§ **Exercise objective**
Set the whole listing down again, word for word, with no pictures.

§ **Provided data**
○ ○ ○ ○

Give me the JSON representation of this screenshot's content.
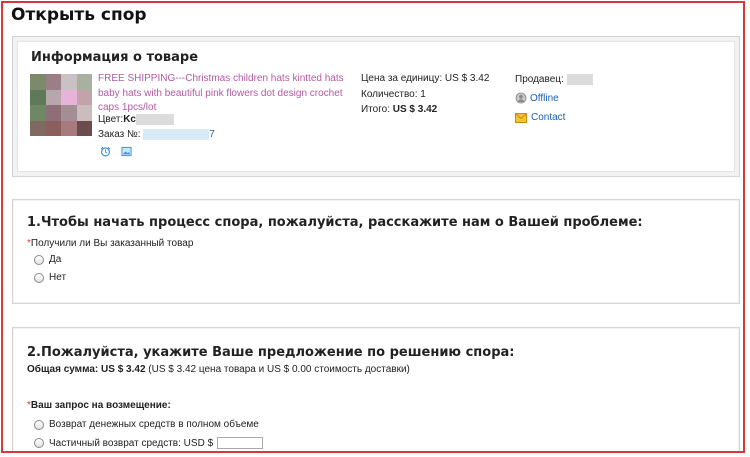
{
  "page": {
    "title": "Открыть спор"
  },
  "product": {
    "section_title": "Информация о товаре",
    "name": "FREE SHIPPING---Christmas children hats kintted hats baby hats with beautiful pink flowers dot design crochet caps 1pcs/lot",
    "color_label": "Цвет:",
    "color_value": "Kc",
    "order_label": "Заказ №:",
    "order_tail": "7",
    "unit_price_label": "Цена за единицу:",
    "unit_price_value": "US $ 3.42",
    "quantity_label": "Количество:",
    "quantity_value": "1",
    "total_label": "Итого:",
    "total_value": "US $ 3.42",
    "seller_label": "Продавец:",
    "seller_status": "Offline",
    "contact_label": "Contact",
    "icons": [
      "alarm-clock-icon",
      "image-icon",
      "offline-status-icon",
      "mail-icon"
    ]
  },
  "question1": {
    "title": "1.Чтобы начать процесс спора, пожалуйста, расскажите нам о Вашей проблеме:",
    "required_mark": "*",
    "field_label": "Получили ли Вы заказанный товар",
    "options": [
      "Да",
      "Нет"
    ]
  },
  "question2": {
    "title": "2.Пожалуйста, укажите Ваше предложение по решению спора:",
    "total_label": "Общая сумма:",
    "total_value": "US $ 3.42",
    "total_detail": "(US $ 3.42 цена товара и US $ 0.00 стоимость доставки)",
    "required_mark": "*",
    "refund_label": "Ваш запрос на возмещение:",
    "options": [
      "Возврат денежных средств в полном объеме",
      "Частичный возврат средств: USD $"
    ],
    "partial_amount_value": ""
  },
  "colors": {
    "border_red": "#d9363e",
    "link_purple": "#b25aa0",
    "link_blue": "#1a5fb4"
  }
}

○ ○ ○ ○

§ **Your solution**
Give me the JSON representation of this screenshot's content.
{
  "page": {
    "title": "Открыть спор"
  },
  "product": {
    "section_title": "Информация о товаре",
    "name": "FREE SHIPPING---Christmas children hats kintted hats baby hats with beautiful pink flowers dot design crochet caps 1pcs/lot",
    "color_label": "Цвет:",
    "color_value": "Kc",
    "order_label": "Заказ №:",
    "order_tail": "7",
    "unit_price_label": "Цена за единицу:",
    "unit_price_value": "US $ 3.42",
    "quantity_label": "Количество:",
    "quantity_value": "1",
    "total_label": "Итого:",
    "total_value": "US $ 3.42",
    "seller_label": "Продавец:",
    "seller_status": "Offline",
    "contact_label": "Contact",
    "icons": [
      "alarm-clock-icon",
      "image-icon",
      "offline-status-icon",
      "mail-icon"
    ]
  },
  "question1": {
    "title": "1.Чтобы начать процесс спора, пожалуйста, расскажите нам о Вашей проблеме:",
    "required_mark": "*",
    "field_label": "Получили ли Вы заказанный товар",
    "options": [
      "Да",
      "Нет"
    ]
  },
  "question2": {
    "title": "2.Пожалуйста, укажите Ваше предложение по решению спора:",
    "total_label": "Общая сумма:",
    "total_value": "US $ 3.42",
    "total_detail": "(US $ 3.42 цена товара и US $ 0.00 стоимость доставки)",
    "required_mark": "*",
    "refund_label": "Ваш запрос на возмещение:",
    "options": [
      "Возврат денежных средств в полном объеме",
      "Частичный возврат средств: USD $"
    ],
    "partial_amount_value": ""
  },
  "colors": {
    "border_red": "#d9363e",
    "link_purple": "#b25aa0",
    "link_blue": "#1a5fb4"
  }
}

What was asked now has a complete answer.